Although it is summer, as stationary stores and commercials tell us, it’s already time to start thinking about the fall and what the school year brings along with it. As we sharpen pencils and preemptively pack our backpacks, it’s hard not to take a moment to reflect on why we go through this ritual every year. Education is seen as a pathway to the American dream, and is key to lifting Americans out of poverty.
About 20% of our country’s children live in poverty, and this rate is further exacerbated when looking at children of color. 38% of African American children, 36.8% of American Indian and Native Alaskan Children, and 33% of Hispanic children are living in poverty, showing how disproportionately certain communities are impacted. For all children, education is especially crucial to create opportunities, but for many students of color, this promise is not necessarily their reality.
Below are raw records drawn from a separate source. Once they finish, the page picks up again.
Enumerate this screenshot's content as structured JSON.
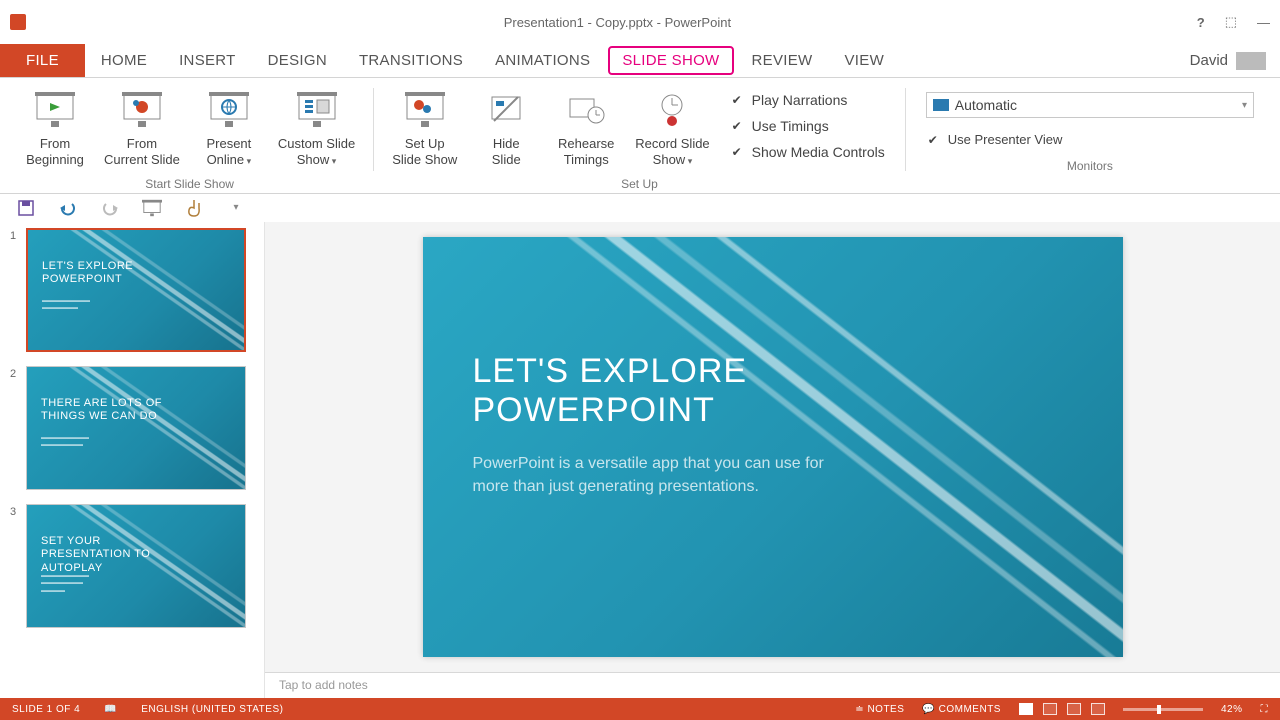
{
  "titlebar": {
    "doc_title": "Presentation1 - Copy.pptx - PowerPoint",
    "help": "?",
    "restore": "⬚",
    "minimize": "—"
  },
  "tabs": {
    "file": "FILE",
    "items": [
      "HOME",
      "INSERT",
      "DESIGN",
      "TRANSITIONS",
      "ANIMATIONS",
      "SLIDE SHOW",
      "REVIEW",
      "VIEW"
    ],
    "active_index": 5,
    "user": "David"
  },
  "ribbon": {
    "start_group": "Start Slide Show",
    "setup_group": "Set Up",
    "monitors_group": "Monitors",
    "from_beginning": "From\nBeginning",
    "from_current": "From\nCurrent Slide",
    "present_online": "Present\nOnline",
    "custom_show": "Custom Slide\nShow",
    "setup_show": "Set Up\nSlide Show",
    "hide_slide": "Hide\nSlide",
    "rehearse": "Rehearse\nTimings",
    "record": "Record Slide\nShow",
    "chk_narrations": "Play Narrations",
    "chk_timings": "Use Timings",
    "chk_media": "Show Media Controls",
    "monitor_value": "Automatic",
    "chk_presenter": "Use Presenter View"
  },
  "thumbs": [
    {
      "num": "1",
      "title": "LET'S EXPLORE POWERPOINT"
    },
    {
      "num": "2",
      "title": "THERE ARE LOTS OF THINGS WE CAN DO"
    },
    {
      "num": "3",
      "title": "SET YOUR PRESENTATION TO AUTOPLAY"
    }
  ],
  "slide": {
    "title": "LET'S EXPLORE POWERPOINT",
    "subtitle": "PowerPoint is a versatile app that you can use for more than just generating presentations."
  },
  "notes_placeholder": "Tap to add notes",
  "status": {
    "slide_pos": "SLIDE 1 OF 4",
    "lang": "ENGLISH (UNITED STATES)",
    "notes": "NOTES",
    "comments": "COMMENTS",
    "zoom_pct": "42%"
  }
}
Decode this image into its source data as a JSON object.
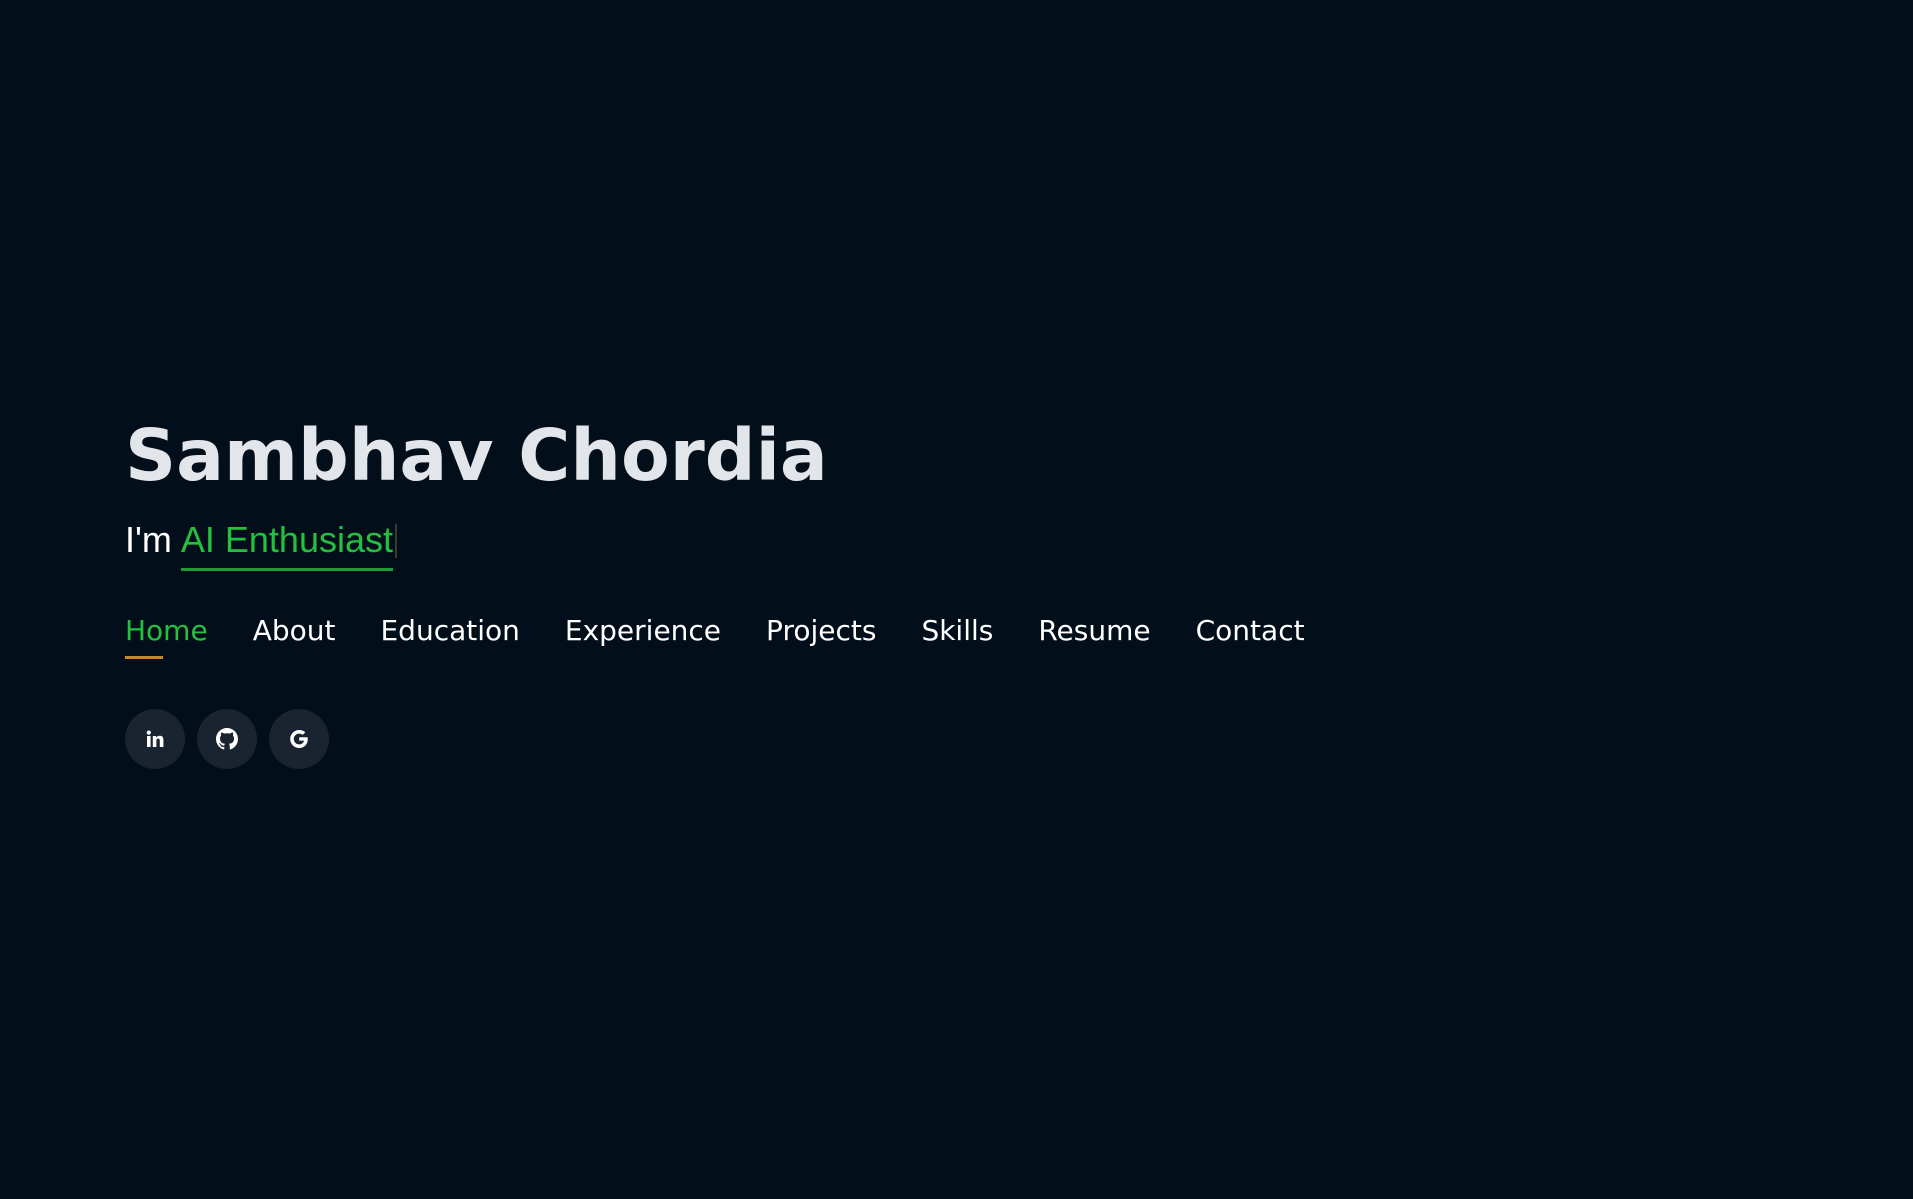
{
  "hero": {
    "name": "Sambhav Chordia",
    "tagline_prefix": "I'm",
    "tagline_typed": "AI Enthusiast"
  },
  "nav": {
    "items": [
      {
        "label": "Home",
        "active": true
      },
      {
        "label": "About"
      },
      {
        "label": "Education"
      },
      {
        "label": "Experience"
      },
      {
        "label": "Projects"
      },
      {
        "label": "Skills"
      },
      {
        "label": "Resume"
      },
      {
        "label": "Contact"
      }
    ]
  },
  "socials": {
    "icons": [
      "linkedin-icon",
      "github-icon",
      "google-icon"
    ]
  },
  "colors": {
    "background": "#020e1a",
    "accent_green": "#26c03f",
    "active_underline": "#c9872c",
    "social_bg": "#1a2330"
  }
}
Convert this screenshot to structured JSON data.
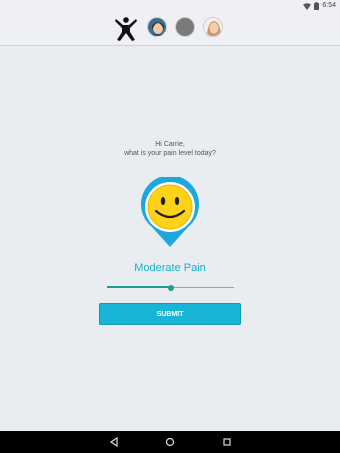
{
  "status_bar": {
    "time": "6:54",
    "icons": [
      "wifi-icon",
      "battery-icon"
    ]
  },
  "header": {
    "logo": "person-logo",
    "avatars": [
      {
        "name": "avatar-1",
        "kind": "photo",
        "color": "#3a6f8f"
      },
      {
        "name": "avatar-2",
        "kind": "placeholder",
        "color": "#7a7a7a"
      },
      {
        "name": "avatar-3",
        "kind": "photo",
        "color": "#c9996b"
      }
    ]
  },
  "main": {
    "greeting_line1": "Hi Carrie,",
    "greeting_line2": "what is your pain level today?",
    "pain_icon": "smiley-pin-icon",
    "pain_label": "Moderate Pain",
    "slider": {
      "value_fraction": 0.5
    },
    "submit_label": "SUBMIT"
  },
  "colors": {
    "accent": "#1aaed0",
    "button": "#19b5d6",
    "slider": "#1b9e8e",
    "pin": "#1ba8dd",
    "face": "#ffd21a"
  },
  "nav": {
    "icons": [
      "back-icon",
      "home-icon",
      "recents-icon"
    ]
  }
}
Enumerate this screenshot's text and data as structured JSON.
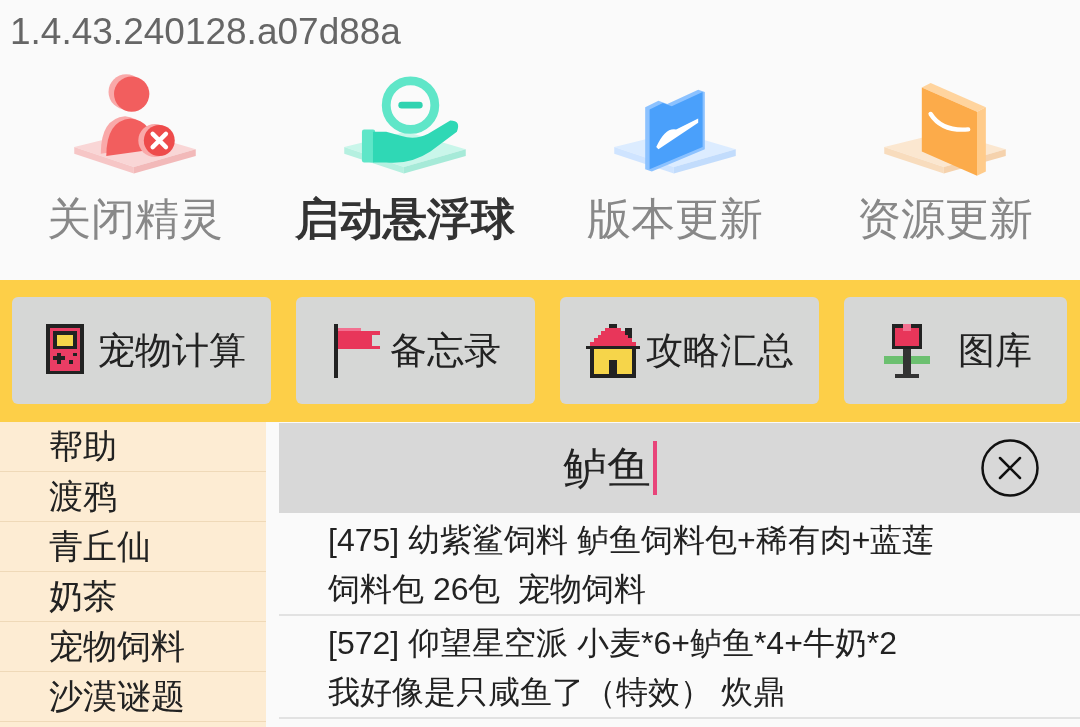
{
  "version": "1.4.43.240128.a07d88a",
  "actions": [
    {
      "label": "关闭精灵",
      "kind": "user-remove",
      "selected": false
    },
    {
      "label": "启动悬浮球",
      "kind": "hand-coin",
      "selected": true
    },
    {
      "label": "版本更新",
      "kind": "folder",
      "selected": false
    },
    {
      "label": "资源更新",
      "kind": "card",
      "selected": false
    }
  ],
  "toolbar": [
    {
      "label": "宠物计算",
      "kind": "game-console"
    },
    {
      "label": "备忘录",
      "kind": "flag"
    },
    {
      "label": "攻略汇总",
      "kind": "house"
    },
    {
      "label": "图库",
      "kind": "flower"
    }
  ],
  "sidebar": [
    "帮助",
    "渡鸦",
    "青丘仙",
    "奶茶",
    "宠物饲料",
    "沙漠谜题"
  ],
  "search": {
    "value": "鲈鱼",
    "focused": true
  },
  "results": [
    {
      "lines": [
        "[475] 幼紫鲨饲料 鲈鱼饲料包+稀有肉+蓝莲",
        "饲料包 26包  宠物饲料"
      ]
    },
    {
      "lines": [
        "[572] 仰望星空派 小麦*6+鲈鱼*4+牛奶*2",
        "我好像是只咸鱼了（特效） 炊鼎"
      ]
    }
  ]
}
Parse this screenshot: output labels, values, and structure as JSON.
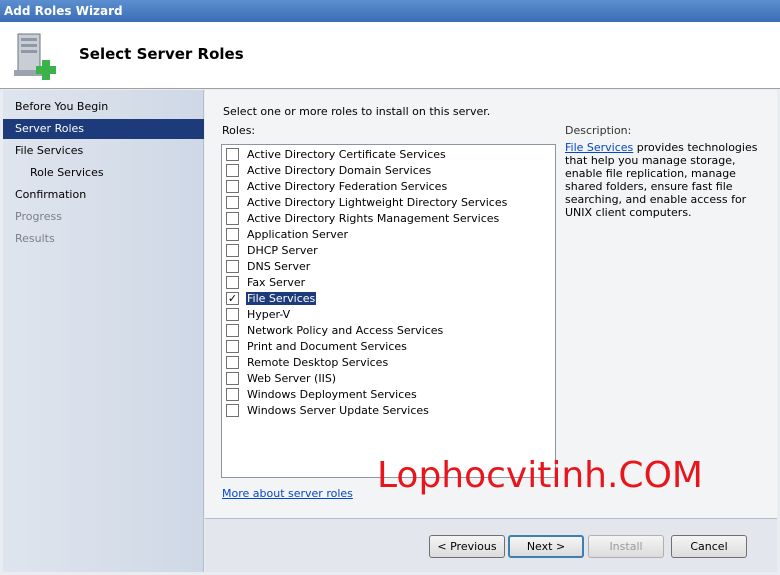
{
  "window": {
    "title": "Add Roles Wizard"
  },
  "header": {
    "title": "Select Server Roles",
    "icon": "server-add-icon"
  },
  "nav": {
    "items": [
      {
        "label": "Before You Begin",
        "state": "normal"
      },
      {
        "label": "Server Roles",
        "state": "active"
      },
      {
        "label": "File Services",
        "state": "normal"
      },
      {
        "label": "Role Services",
        "state": "sub"
      },
      {
        "label": "Confirmation",
        "state": "normal"
      },
      {
        "label": "Progress",
        "state": "disabled"
      },
      {
        "label": "Results",
        "state": "disabled"
      }
    ]
  },
  "main": {
    "instruction": "Select one or more roles to install on this server.",
    "roles_label": "Roles:",
    "roles": [
      {
        "label": "Active Directory Certificate Services",
        "checked": false
      },
      {
        "label": "Active Directory Domain Services",
        "checked": false
      },
      {
        "label": "Active Directory Federation Services",
        "checked": false
      },
      {
        "label": "Active Directory Lightweight Directory Services",
        "checked": false
      },
      {
        "label": "Active Directory Rights Management Services",
        "checked": false
      },
      {
        "label": "Application Server",
        "checked": false
      },
      {
        "label": "DHCP Server",
        "checked": false
      },
      {
        "label": "DNS Server",
        "checked": false
      },
      {
        "label": "Fax Server",
        "checked": false
      },
      {
        "label": "File Services",
        "checked": true,
        "selected": true
      },
      {
        "label": "Hyper-V",
        "checked": false
      },
      {
        "label": "Network Policy and Access Services",
        "checked": false
      },
      {
        "label": "Print and Document Services",
        "checked": false
      },
      {
        "label": "Remote Desktop Services",
        "checked": false
      },
      {
        "label": "Web Server (IIS)",
        "checked": false
      },
      {
        "label": "Windows Deployment Services",
        "checked": false
      },
      {
        "label": "Windows Server Update Services",
        "checked": false
      }
    ],
    "description_title": "Description:",
    "description_link": "File Services",
    "description_text": " provides technologies that help you manage storage, enable file replication, manage shared folders, ensure fast file searching, and enable access for UNIX client computers.",
    "more_link": "More about server roles",
    "watermark": "Lophocvitinh.COM"
  },
  "footer": {
    "previous": "< Previous",
    "next": "Next >",
    "install": "Install",
    "cancel": "Cancel"
  },
  "colors": {
    "accent": "#1d3b7a",
    "link": "#0645c8",
    "watermark": "#e8161c"
  }
}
A child of color is over twice as likely to be poor as a white child. Millions of students go to schools that are underfunded and that lack important resources. Schools where the majority of students are African American are two times as likely to have teachers who are less experienced than a school with a majority of white teachers, which therefore leads to even more inequalities in the classroom.